[Collected data]

○ ○ ○ ○ ○ ○ ○

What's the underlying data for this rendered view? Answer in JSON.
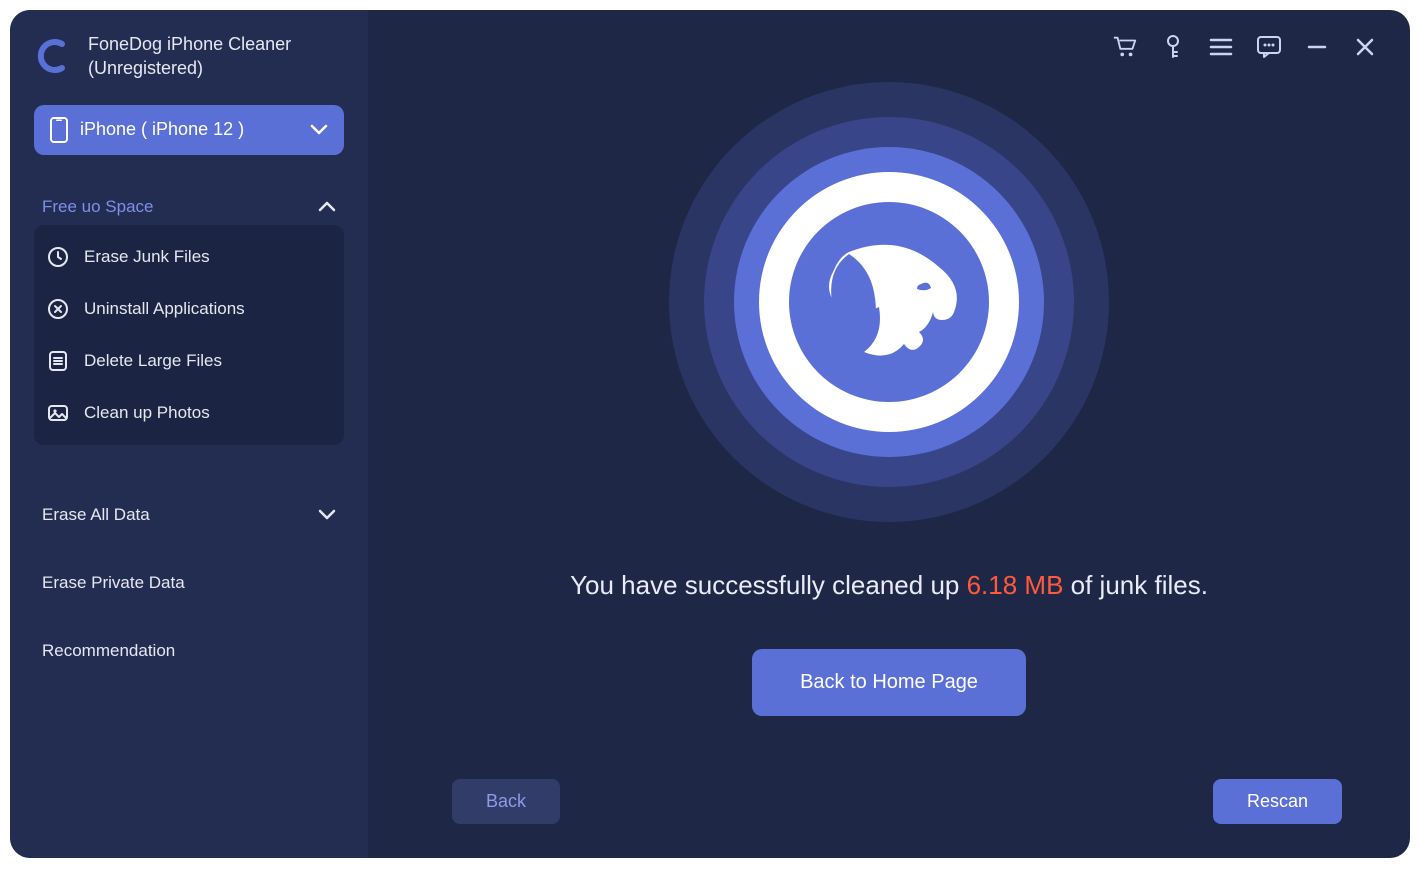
{
  "brand": {
    "title_line1": "FoneDog iPhone  Cleaner",
    "title_line2": "(Unregistered)"
  },
  "device": {
    "label": "iPhone ( iPhone 12 )"
  },
  "sidebar": {
    "free_space": {
      "title": "Free uo Space",
      "items": [
        {
          "label": "Erase Junk Files"
        },
        {
          "label": "Uninstall Applications"
        },
        {
          "label": "Delete Large Files"
        },
        {
          "label": "Clean up Photos"
        }
      ]
    },
    "erase_all": {
      "title": "Erase All Data"
    },
    "erase_private": {
      "title": "Erase Private Data"
    },
    "recommendation": {
      "title": "Recommendation"
    }
  },
  "main": {
    "success_prefix": "You have successfully cleaned up ",
    "success_size": "6.18 MB",
    "success_suffix": " of junk files.",
    "home_button": "Back to Home Page",
    "back_button": "Back",
    "rescan_button": "Rescan"
  }
}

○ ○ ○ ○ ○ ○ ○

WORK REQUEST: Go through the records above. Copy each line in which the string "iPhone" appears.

OUTPUT:
    "title_line1": "FoneDog iPhone  Cleaner",
    "label": "iPhone ( iPhone 12 )"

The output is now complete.